Wendy Lambert was exultant. The coordinator of the Chemainus Crofton Community Schools Association had been desperately worried, after the Cowichan Valley School District had cut the budget for her association by $28,000, that the entire program might be in jeopardy.
A hurriedly called meeting, however, rallied the community, and district officials reacted quickly by stepping forward to meet with community schools representatives.
“Good news!” Lambert emailed to her school community May 29. “This afternoon Heidi Elley and I, both from the CCSA, met with [schools superintendent] Joe Rhodes [secretary-treasurer] Robert Harper, [assistant superintendent] Lorna Newman and [assistant secretary-treasurer] Jason Sandquist, to discuss the 50 per cent cut to the CCSA in the [Cowichan Valley School District] budget for the immediate upcoming fiscal year. Mr. Rhodes and Mr. Harper both let us know that our full budget would be reinstated for this coming fiscal year.”
She thanked the community “who expressed such understanding and appreciation of the Community School programs and shared your concerns with others. Your prompt response was extremely helpful.”
Lambert also thanked the district for its second look.
“Administrators and community members have shown the strength of working together for our children and families. The numerous CCSA programs will continue for another year and I am sincerely grateful on behalf of our board, all our participants and our communities,” she said.

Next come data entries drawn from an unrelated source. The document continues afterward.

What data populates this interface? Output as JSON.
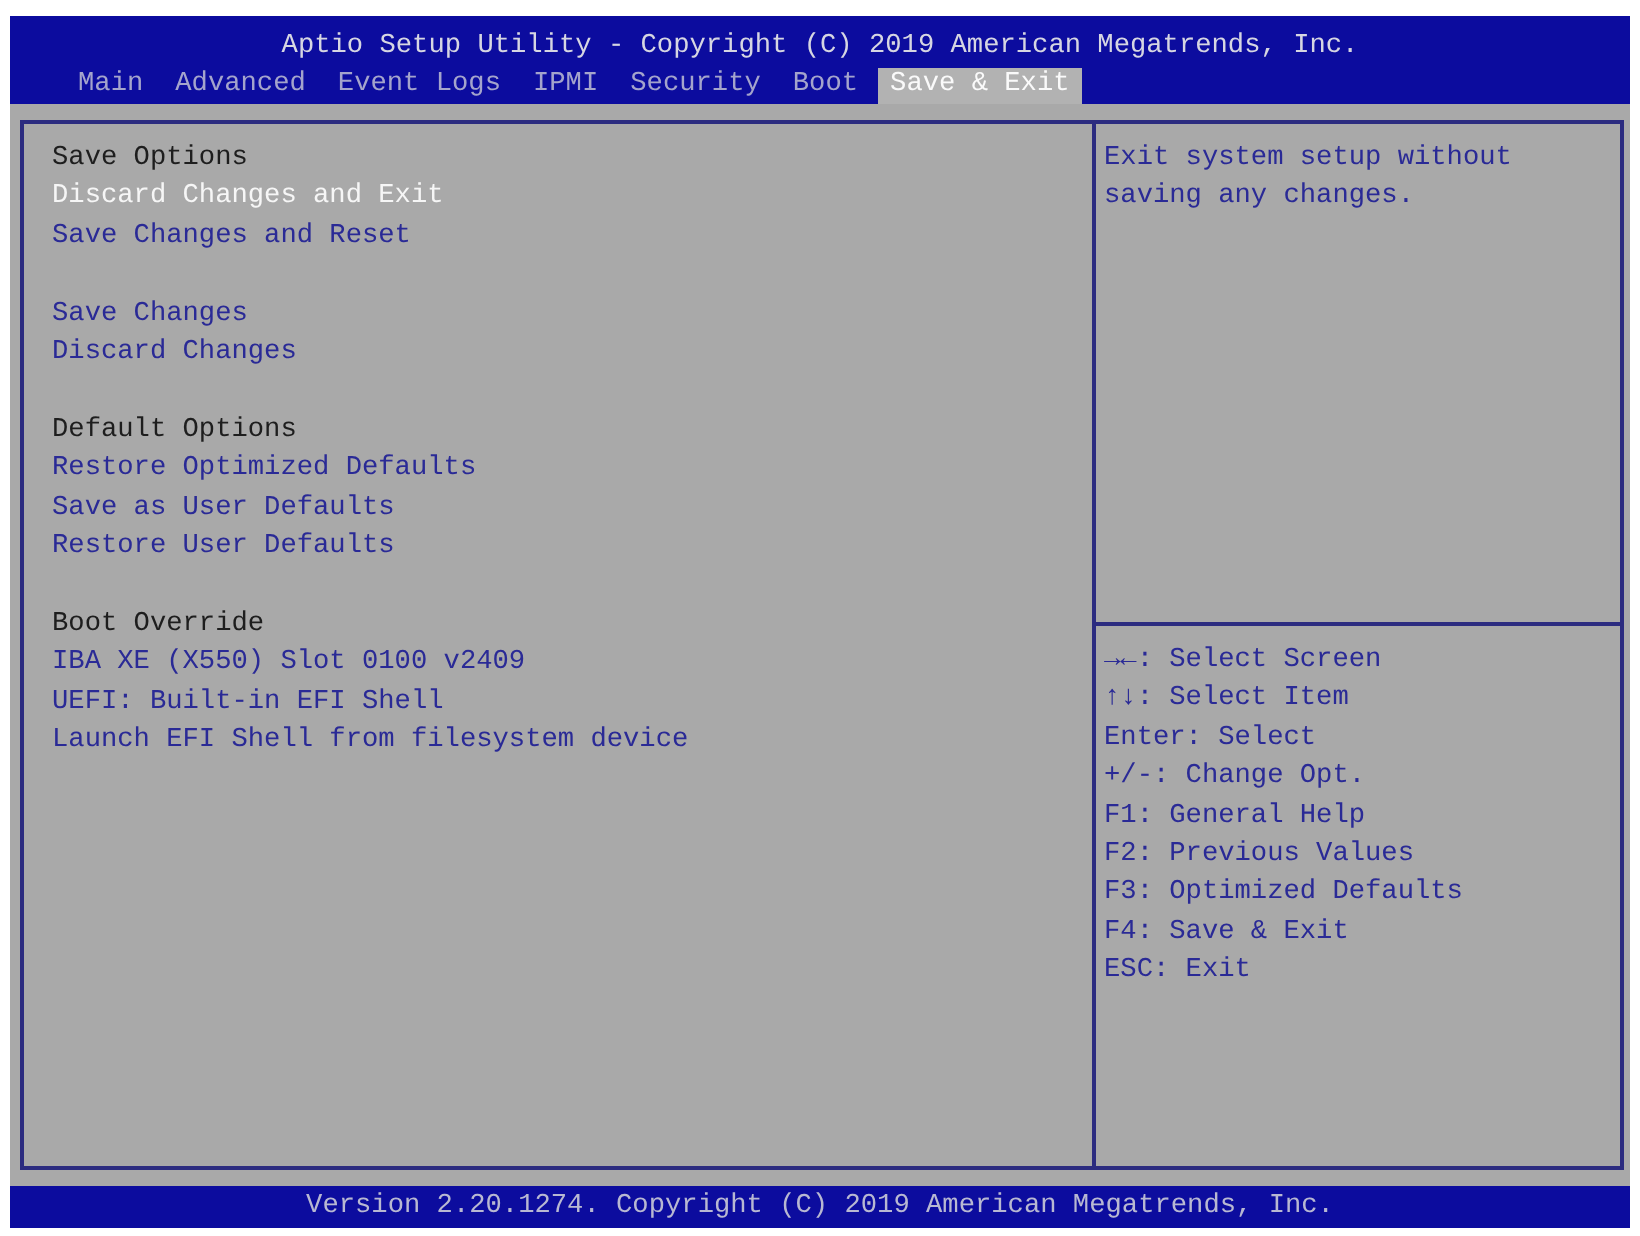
{
  "window": {
    "title": "Aptio Setup Utility - Copyright (C) 2019 American Megatrends, Inc."
  },
  "tabs": [
    {
      "label": "Main",
      "selected": false
    },
    {
      "label": "Advanced",
      "selected": false
    },
    {
      "label": "Event Logs",
      "selected": false
    },
    {
      "label": "IPMI",
      "selected": false
    },
    {
      "label": "Security",
      "selected": false
    },
    {
      "label": "Boot",
      "selected": false
    },
    {
      "label": "Save & Exit",
      "selected": true
    }
  ],
  "sections": [
    {
      "heading": "Save Options",
      "items": [
        {
          "text": "Discard Changes and Exit",
          "selected": true
        },
        {
          "text": "Save Changes and Reset",
          "selected": false
        }
      ]
    },
    {
      "items": [
        {
          "text": "Save Changes",
          "selected": false
        },
        {
          "text": "Discard Changes",
          "selected": false
        }
      ]
    },
    {
      "heading": "Default Options",
      "items": [
        {
          "text": "Restore Optimized Defaults",
          "selected": false
        },
        {
          "text": "Save as User Defaults",
          "selected": false
        },
        {
          "text": "Restore User Defaults",
          "selected": false
        }
      ]
    },
    {
      "heading": "Boot Override",
      "items": [
        {
          "text": "IBA XE (X550) Slot 0100 v2409",
          "selected": false
        },
        {
          "text": "UEFI: Built-in EFI Shell",
          "selected": false
        },
        {
          "text": "Launch EFI Shell from filesystem device",
          "selected": false
        }
      ]
    }
  ],
  "help": {
    "text": "Exit system setup without saving any changes."
  },
  "key_hints": [
    "→←: Select Screen",
    "↑↓: Select Item",
    "Enter: Select",
    "+/-: Change Opt.",
    "F1: General Help",
    "F2: Previous Values",
    "F3: Optimized Defaults",
    "F4: Save & Exit",
    "ESC: Exit"
  ],
  "status_bar": {
    "text": "Version 2.20.1274. Copyright (C) 2019 American Megatrends, Inc."
  }
}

The CCSA has its district funding reinstated until June 30, 2015.
“The administrators also expressed a willingness to have further conversations to discuss sustaining the budget. We have come a long way in a short time, and I hope we can achieve even more,” Lambert said.
Harper explained that the decision to reinstate the funds for a year is all about finding a permanent solution for the situation for the two North End areas.

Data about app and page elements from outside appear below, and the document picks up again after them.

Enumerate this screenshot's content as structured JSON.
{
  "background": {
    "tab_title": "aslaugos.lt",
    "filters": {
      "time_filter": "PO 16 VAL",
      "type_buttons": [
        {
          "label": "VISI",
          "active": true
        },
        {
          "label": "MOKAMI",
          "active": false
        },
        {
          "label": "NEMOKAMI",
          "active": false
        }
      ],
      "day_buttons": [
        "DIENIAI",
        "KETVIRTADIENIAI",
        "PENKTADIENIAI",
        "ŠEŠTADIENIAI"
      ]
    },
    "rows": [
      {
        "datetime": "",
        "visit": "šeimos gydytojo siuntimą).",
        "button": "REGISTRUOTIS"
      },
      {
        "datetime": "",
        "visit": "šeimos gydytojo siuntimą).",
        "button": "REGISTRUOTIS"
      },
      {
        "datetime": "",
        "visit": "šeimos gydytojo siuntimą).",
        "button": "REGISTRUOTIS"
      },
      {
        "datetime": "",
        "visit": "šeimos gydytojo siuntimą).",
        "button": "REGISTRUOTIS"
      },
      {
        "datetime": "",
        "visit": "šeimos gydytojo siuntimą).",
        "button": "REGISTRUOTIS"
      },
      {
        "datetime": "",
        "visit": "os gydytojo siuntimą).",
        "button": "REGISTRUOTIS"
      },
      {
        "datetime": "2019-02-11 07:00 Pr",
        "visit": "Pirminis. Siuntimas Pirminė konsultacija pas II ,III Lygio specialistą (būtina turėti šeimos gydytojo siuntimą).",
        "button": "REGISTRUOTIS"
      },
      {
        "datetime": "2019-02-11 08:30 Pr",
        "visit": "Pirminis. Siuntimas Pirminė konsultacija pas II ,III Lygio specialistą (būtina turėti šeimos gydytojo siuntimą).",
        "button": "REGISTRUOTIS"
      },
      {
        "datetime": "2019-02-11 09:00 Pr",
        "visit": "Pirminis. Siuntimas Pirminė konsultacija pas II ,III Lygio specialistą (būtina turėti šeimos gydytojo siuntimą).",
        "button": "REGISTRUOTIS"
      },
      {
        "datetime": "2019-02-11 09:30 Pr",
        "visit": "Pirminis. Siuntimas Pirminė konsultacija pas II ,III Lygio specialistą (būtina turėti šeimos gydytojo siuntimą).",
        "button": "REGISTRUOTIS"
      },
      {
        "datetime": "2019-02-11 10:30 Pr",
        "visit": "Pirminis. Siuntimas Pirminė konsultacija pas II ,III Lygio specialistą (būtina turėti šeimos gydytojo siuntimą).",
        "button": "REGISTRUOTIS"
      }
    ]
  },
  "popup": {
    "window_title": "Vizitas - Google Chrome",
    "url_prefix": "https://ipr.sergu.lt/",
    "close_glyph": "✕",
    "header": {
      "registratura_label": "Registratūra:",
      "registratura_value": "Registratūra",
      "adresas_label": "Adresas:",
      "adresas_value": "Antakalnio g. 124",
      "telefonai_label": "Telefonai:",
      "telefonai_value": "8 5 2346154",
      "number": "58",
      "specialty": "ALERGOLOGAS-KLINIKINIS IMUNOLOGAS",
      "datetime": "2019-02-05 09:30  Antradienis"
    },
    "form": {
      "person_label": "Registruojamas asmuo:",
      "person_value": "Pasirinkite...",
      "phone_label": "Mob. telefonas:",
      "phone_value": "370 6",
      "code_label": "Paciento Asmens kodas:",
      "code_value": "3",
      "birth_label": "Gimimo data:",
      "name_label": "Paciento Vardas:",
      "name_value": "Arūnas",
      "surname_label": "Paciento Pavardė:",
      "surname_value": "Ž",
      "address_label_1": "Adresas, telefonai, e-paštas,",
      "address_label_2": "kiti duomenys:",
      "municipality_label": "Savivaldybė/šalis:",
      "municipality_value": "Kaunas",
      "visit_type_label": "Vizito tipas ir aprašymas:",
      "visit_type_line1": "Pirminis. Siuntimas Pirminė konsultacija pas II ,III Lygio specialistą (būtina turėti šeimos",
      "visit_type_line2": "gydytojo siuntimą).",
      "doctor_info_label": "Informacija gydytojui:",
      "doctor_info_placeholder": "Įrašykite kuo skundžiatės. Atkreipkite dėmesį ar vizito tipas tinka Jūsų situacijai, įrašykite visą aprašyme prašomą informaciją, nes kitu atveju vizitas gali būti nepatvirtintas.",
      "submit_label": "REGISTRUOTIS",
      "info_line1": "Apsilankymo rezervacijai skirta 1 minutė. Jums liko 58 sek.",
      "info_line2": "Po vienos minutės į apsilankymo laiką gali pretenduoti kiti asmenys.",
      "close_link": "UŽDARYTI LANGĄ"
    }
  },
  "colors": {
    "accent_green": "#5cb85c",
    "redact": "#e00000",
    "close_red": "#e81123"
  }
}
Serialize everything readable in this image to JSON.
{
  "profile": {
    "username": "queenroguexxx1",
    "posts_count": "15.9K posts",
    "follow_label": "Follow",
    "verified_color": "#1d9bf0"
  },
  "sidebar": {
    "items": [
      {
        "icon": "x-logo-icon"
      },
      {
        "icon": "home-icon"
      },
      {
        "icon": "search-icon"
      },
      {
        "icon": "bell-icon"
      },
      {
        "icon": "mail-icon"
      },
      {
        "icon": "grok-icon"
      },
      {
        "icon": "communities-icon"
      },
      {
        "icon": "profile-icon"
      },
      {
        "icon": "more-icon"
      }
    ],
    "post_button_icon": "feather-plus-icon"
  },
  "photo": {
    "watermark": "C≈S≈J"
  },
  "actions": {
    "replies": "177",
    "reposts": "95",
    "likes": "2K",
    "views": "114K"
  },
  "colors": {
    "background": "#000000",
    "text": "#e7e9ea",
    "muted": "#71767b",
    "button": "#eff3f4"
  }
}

“We’ve made a decision that we’ll put that money back into the community schools association for this year and then work with them during this year so we can help them build a sustainable organization,” he said.
The school district’s money, which pays staff salaries, kickstarts the efforts at the two schools, making it possible for them to line up all kinds of programs.
“Only about a quarter of the money they work with is from the district. I saw their financial statements and it’s just over $200,000 in total budget. Some of that is revenue from programs, some of that is grants from other organizations,” Harper said.
After school starts up again, district officials will put their head together with the community schools people, he said.
Several kids’ summer camp programs run by the CCSA, including IronKidz, The Amazing Race and Movie Mania are already set to go.